“AI experts are increasingly afraid of what they’re creating” by Kelsey Piper. It came out several weeks ago, but I only found it now and thought other people would want to see it. I think it’s one of the best introductory articles on AI risk for people unfamiliar with AI (for more, see this doc). Here are my thoughts:
When I hover over the tab in my browser, a tooltip appears saying “A guide to why advanced AI could destroy the world—Vox.” I think this text would be a better title than the current title.
Slightly misleading line: “College professors are tearing their hair out because AI text generators can now write essays as well as your typical undergraduate.” The link describes how AI chatbots could, in theory, do college homework. But it doesn’t show that “college professors are tearing their hair out.”
There’s a link to “Scientists Increasingly Can’t Explain How AI Works.” I love how this title almost sounds like the headline for a satire piece, although I didn’t find the corresponding article very convincing.
I really like following John Carmack’s announcement of “AGI or bust, by way of Mad Science”
… with “This particular mad science might kill us all. Here’s why.” It’s difficult to be convey a sense of urgency and importance without sounding alarmist and annoying people, but I think this sequencing and phrasing does the job.
The section “Computers that can think” gives a short history of AI research and where it stands today, with an argument at the end for the importance of interpretability research.
There are links to “Is Power-Seeking AI an Existential Risk?” and “Without specific countermeasures, the easiest path to transformative AI likely leads to AI takeover.” I don’t think these are the best AI risk analyses to present to AI researchers (the recommendations in Resources I sent to AI researchers about AI safety are probably better since they rely less on philosophy-style argumentation), but this is fine since I assume the target audience is people unfamiliar with AI research.
I think Stuart Russell’s “k < n” variables example flies over many people’s heads if they’re unfamiliar with AI or related fields (math, CS, stats, etc).
Perhaps unintentionally, the first paragraphs in the “Asleep at the wheel” section paint DeepMind as more safety-conscious than OpenAI, which might be false.
I think the statistic from the 2022 AI Impacts survey is quite eye-catching: “Forty-eight percent of respondents said they thought there was a 10 percent or greater chance that the effects of AI would be “extremely bad (e.g., human extinction).” Although the survey adds that 25% of researchers think the chance is 0%.
I like the concluding paragraph (emphasis mine):

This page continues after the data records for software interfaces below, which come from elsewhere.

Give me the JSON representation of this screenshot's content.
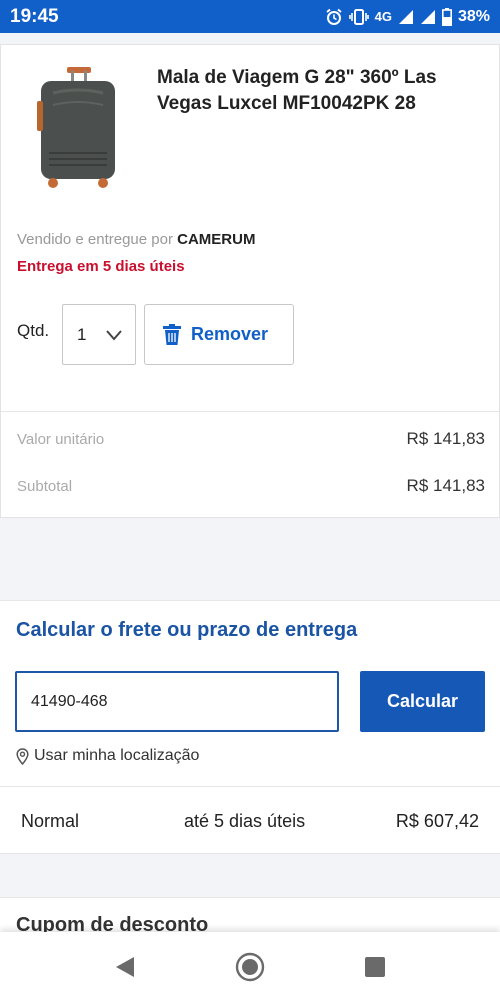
{
  "status": {
    "time": "19:45",
    "network": "4G",
    "battery": "38%"
  },
  "product": {
    "title": "Mala de Viagem G 28\" 360º Las Vegas Luxcel MF10042PK 28",
    "seller_prefix": "Vendido e entregue por",
    "seller_name": "CAMERUM",
    "delivery": "Entrega em 5 dias úteis",
    "qty_label": "Qtd.",
    "qty_value": "1",
    "remove_label": "Remover",
    "unit_price_label": "Valor unitário",
    "unit_price": "R$ 141,83",
    "subtotal_label": "Subtotal",
    "subtotal": "R$ 141,83"
  },
  "shipping": {
    "title": "Calcular o frete ou prazo de entrega",
    "cep_value": "41490-468",
    "calc_label": "Calcular",
    "use_location": "Usar minha localização",
    "option": {
      "name": "Normal",
      "time": "até 5 dias úteis",
      "price": "R$ 607,42"
    }
  },
  "coupon": {
    "title": "Cupom de desconto"
  },
  "colors": {
    "status_bar": "#1160c9",
    "brand_blue": "#1658b6",
    "delivery_red": "#c8102e"
  },
  "icons": [
    "alarm-icon",
    "vibrate-icon",
    "signal-icon",
    "battery-icon",
    "trash-icon",
    "chevron-down-icon",
    "location-pin-icon",
    "back-icon",
    "home-icon",
    "recents-icon"
  ]
}
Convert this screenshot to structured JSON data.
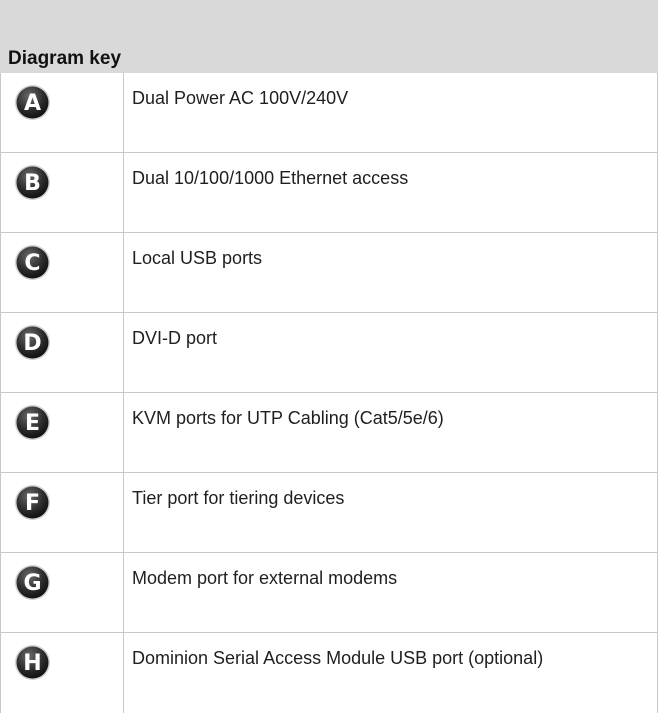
{
  "diagram_key": {
    "title": "Diagram key",
    "rows": [
      {
        "letter": "A",
        "icon": "letter-a-circle-icon",
        "description": "Dual Power AC 100V/240V"
      },
      {
        "letter": "B",
        "icon": "letter-b-circle-icon",
        "description": "Dual 10/100/1000 Ethernet access"
      },
      {
        "letter": "C",
        "icon": "letter-c-circle-icon",
        "description": "Local USB ports"
      },
      {
        "letter": "D",
        "icon": "letter-d-circle-icon",
        "description": "DVI-D port"
      },
      {
        "letter": "E",
        "icon": "letter-e-circle-icon",
        "description": "KVM ports for UTP Cabling (Cat5/5e/6)"
      },
      {
        "letter": "F",
        "icon": "letter-f-circle-icon",
        "description": "Tier port for tiering devices"
      },
      {
        "letter": "G",
        "icon": "letter-g-circle-icon",
        "description": "Modem port for external modems"
      },
      {
        "letter": "H",
        "icon": "letter-h-circle-icon",
        "description": "Dominion Serial Access Module USB port (optional)"
      }
    ]
  },
  "colors": {
    "header_background": "#d9d9d9",
    "grid_line": "#c8c8c8",
    "badge_fill": "#2b2b2b",
    "badge_letter": "#ffffff"
  }
}
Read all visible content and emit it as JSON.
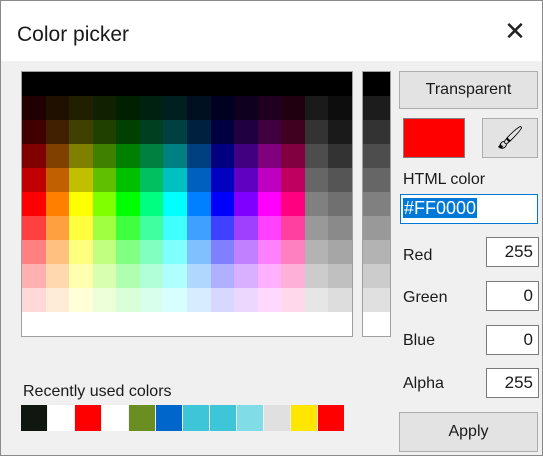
{
  "title": "Color picker",
  "close_glyph": "✕",
  "palette_colors": [
    [
      "#000000",
      "#000000",
      "#000000",
      "#000000",
      "#000000",
      "#000000",
      "#000000",
      "#000000",
      "#000000",
      "#000000",
      "#000000",
      "#000000",
      "#000000",
      "#000000"
    ],
    [
      "#200000",
      "#201000",
      "#202000",
      "#102000",
      "#002000",
      "#002010",
      "#002020",
      "#001020",
      "#000020",
      "#100020",
      "#200020",
      "#200010",
      "#1a1a1a",
      "#0d0d0d"
    ],
    [
      "#400000",
      "#402000",
      "#404000",
      "#204000",
      "#004000",
      "#004020",
      "#004040",
      "#002040",
      "#000040",
      "#200040",
      "#400040",
      "#400020",
      "#333333",
      "#1a1a1a"
    ],
    [
      "#800000",
      "#804000",
      "#808000",
      "#408000",
      "#008000",
      "#008040",
      "#008080",
      "#004080",
      "#000080",
      "#400080",
      "#800080",
      "#800040",
      "#4d4d4d",
      "#333333"
    ],
    [
      "#c00000",
      "#c06000",
      "#c0c000",
      "#60c000",
      "#00c000",
      "#00c060",
      "#00c0c0",
      "#0060c0",
      "#0000c0",
      "#6000c0",
      "#c000c0",
      "#c00060",
      "#666666",
      "#555555"
    ],
    [
      "#ff0000",
      "#ff8000",
      "#ffff00",
      "#80ff00",
      "#00ff00",
      "#00ff80",
      "#00ffff",
      "#0080ff",
      "#0000ff",
      "#8000ff",
      "#ff00ff",
      "#ff0080",
      "#808080",
      "#707070"
    ],
    [
      "#ff4040",
      "#ffa040",
      "#ffff40",
      "#a0ff40",
      "#40ff40",
      "#40ffa0",
      "#40ffff",
      "#40a0ff",
      "#4040ff",
      "#a040ff",
      "#ff40ff",
      "#ff40a0",
      "#999999",
      "#8a8a8a"
    ],
    [
      "#ff8080",
      "#ffc080",
      "#ffff80",
      "#c0ff80",
      "#80ff80",
      "#80ffc0",
      "#80ffff",
      "#80c0ff",
      "#8080ff",
      "#c080ff",
      "#ff80ff",
      "#ff80c0",
      "#b3b3b3",
      "#a6a6a6"
    ],
    [
      "#ffb0b0",
      "#ffd8b0",
      "#ffffb0",
      "#d8ffb0",
      "#b0ffb0",
      "#b0ffd8",
      "#b0ffff",
      "#b0d8ff",
      "#b0b0ff",
      "#d8b0ff",
      "#ffb0ff",
      "#ffb0d8",
      "#cccccc",
      "#c0c0c0"
    ],
    [
      "#ffd8d8",
      "#ffecd8",
      "#ffffd8",
      "#ecffd8",
      "#d8ffd8",
      "#d8ffec",
      "#d8ffff",
      "#d8ecff",
      "#d8d8ff",
      "#ecd8ff",
      "#ffd8ff",
      "#ffd8ec",
      "#e6e6e6",
      "#dddddd"
    ]
  ],
  "gray_strip": [
    "#000000",
    "#1c1c1c",
    "#333333",
    "#4d4d4d",
    "#666666",
    "#808080",
    "#999999",
    "#b3b3b3",
    "#cccccc",
    "#e0e0e0",
    "#ffffff"
  ],
  "recent": {
    "label": "Recently used colors",
    "colors": [
      "#101610",
      "#ffffff",
      "#ff0000",
      "#ffffff",
      "#6b8e23",
      "#0066cc",
      "#3ec6d8",
      "#3ec6d8",
      "#80dde8",
      "#e0e0e0",
      "#ffe600",
      "#ff0000"
    ]
  },
  "transparent_label": "Transparent",
  "current_color": "#ff0000",
  "eyedropper_glyph": "🖌",
  "html_color": {
    "label": "HTML color",
    "value": "#FF0000"
  },
  "channels": {
    "red": {
      "label": "Red",
      "value": "255"
    },
    "green": {
      "label": "Green",
      "value": "0"
    },
    "blue": {
      "label": "Blue",
      "value": "0"
    },
    "alpha": {
      "label": "Alpha",
      "value": "255"
    }
  },
  "apply_label": "Apply"
}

For a long time, AI safety faced the difficulty of being a research field about a far-off problem, which is why only a small number of researchers were even trying to figure out how to make it safe. Now, it has the opposite problem: The challenge is here, and it’s just not clear if we’ll solve it in time.